Start of RECORDS SUPPLIED

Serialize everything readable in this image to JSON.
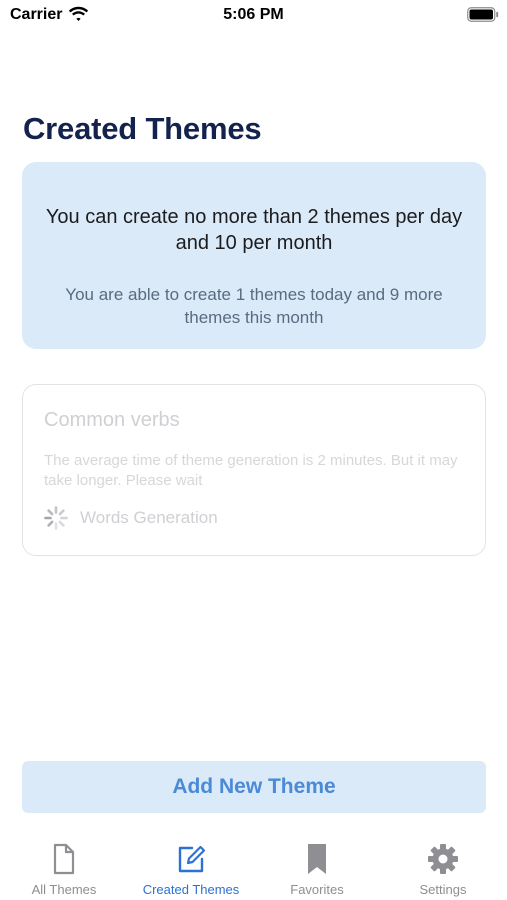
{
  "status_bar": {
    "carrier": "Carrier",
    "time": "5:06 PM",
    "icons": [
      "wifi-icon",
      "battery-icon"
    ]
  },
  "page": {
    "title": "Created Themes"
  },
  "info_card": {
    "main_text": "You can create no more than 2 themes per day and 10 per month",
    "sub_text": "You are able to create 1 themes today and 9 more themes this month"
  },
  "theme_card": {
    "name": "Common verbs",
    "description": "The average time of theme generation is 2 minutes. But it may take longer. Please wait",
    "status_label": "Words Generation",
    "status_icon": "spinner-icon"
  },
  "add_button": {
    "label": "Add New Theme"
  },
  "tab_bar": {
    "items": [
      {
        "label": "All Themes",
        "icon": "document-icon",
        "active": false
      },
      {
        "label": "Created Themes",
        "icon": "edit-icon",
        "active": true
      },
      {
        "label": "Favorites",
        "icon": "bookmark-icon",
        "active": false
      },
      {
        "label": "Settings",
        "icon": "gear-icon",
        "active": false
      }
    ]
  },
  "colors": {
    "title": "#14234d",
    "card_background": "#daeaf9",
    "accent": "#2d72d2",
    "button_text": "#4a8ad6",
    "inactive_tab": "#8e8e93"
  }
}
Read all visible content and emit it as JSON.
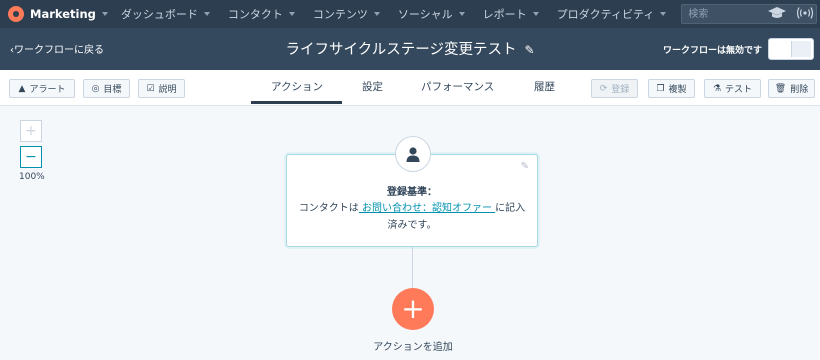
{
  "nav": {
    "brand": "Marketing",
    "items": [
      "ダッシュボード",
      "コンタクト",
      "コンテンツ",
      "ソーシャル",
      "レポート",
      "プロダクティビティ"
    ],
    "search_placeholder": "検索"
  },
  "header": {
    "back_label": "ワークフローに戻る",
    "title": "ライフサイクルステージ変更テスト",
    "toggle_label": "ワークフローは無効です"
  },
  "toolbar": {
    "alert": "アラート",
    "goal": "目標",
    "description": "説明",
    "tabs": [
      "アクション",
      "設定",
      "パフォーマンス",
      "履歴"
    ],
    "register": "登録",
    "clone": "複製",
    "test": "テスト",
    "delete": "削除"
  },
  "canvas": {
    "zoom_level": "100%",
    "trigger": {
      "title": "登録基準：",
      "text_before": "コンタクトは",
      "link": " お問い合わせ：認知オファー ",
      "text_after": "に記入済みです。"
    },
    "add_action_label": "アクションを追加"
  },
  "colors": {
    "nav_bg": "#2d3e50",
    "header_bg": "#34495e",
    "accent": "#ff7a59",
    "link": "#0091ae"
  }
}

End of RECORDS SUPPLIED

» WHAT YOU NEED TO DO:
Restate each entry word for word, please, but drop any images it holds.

» SOLUTION TO THE PROBLEM:
Serialize everything readable in this image to JSON.
{
  "status_bar": {
    "carrier": "Carrier",
    "time": "5:06 PM",
    "icons": [
      "wifi-icon",
      "battery-icon"
    ]
  },
  "page": {
    "title": "Created Themes"
  },
  "info_card": {
    "main_text": "You can create no more than 2 themes per day and 10 per month",
    "sub_text": "You are able to create 1 themes today and 9 more themes this month"
  },
  "theme_card": {
    "name": "Common verbs",
    "description": "The average time of theme generation is 2 minutes. But it may take longer. Please wait",
    "status_label": "Words Generation",
    "status_icon": "spinner-icon"
  },
  "add_button": {
    "label": "Add New Theme"
  },
  "tab_bar": {
    "items": [
      {
        "label": "All Themes",
        "icon": "document-icon",
        "active": false
      },
      {
        "label": "Created Themes",
        "icon": "edit-icon",
        "active": true
      },
      {
        "label": "Favorites",
        "icon": "bookmark-icon",
        "active": false
      },
      {
        "label": "Settings",
        "icon": "gear-icon",
        "active": false
      }
    ]
  },
  "colors": {
    "title": "#14234d",
    "card_background": "#daeaf9",
    "accent": "#2d72d2",
    "button_text": "#4a8ad6",
    "inactive_tab": "#8e8e93"
  }
}
Read all visible content and emit it as JSON.
{
  "nav": {
    "brand": "Marketing",
    "items": [
      "ダッシュボード",
      "コンタクト",
      "コンテンツ",
      "ソーシャル",
      "レポート",
      "プロダクティビティ"
    ],
    "search_placeholder": "検索"
  },
  "header": {
    "back_label": "ワークフローに戻る",
    "title": "ライフサイクルステージ変更テスト",
    "toggle_label": "ワークフローは無効です"
  },
  "toolbar": {
    "alert": "アラート",
    "goal": "目標",
    "description": "説明",
    "tabs": [
      "アクション",
      "設定",
      "パフォーマンス",
      "履歴"
    ],
    "register": "登録",
    "clone": "複製",
    "test": "テスト",
    "delete": "削除"
  },
  "canvas": {
    "zoom_level": "100%",
    "trigger": {
      "title": "登録基準：",
      "text_before": "コンタクトは",
      "link": " お問い合わせ：認知オファー ",
      "text_after": "に記入済みです。"
    },
    "add_action_label": "アクションを追加"
  },
  "colors": {
    "nav_bg": "#2d3e50",
    "header_bg": "#34495e",
    "accent": "#ff7a59",
    "link": "#0091ae"
  }
}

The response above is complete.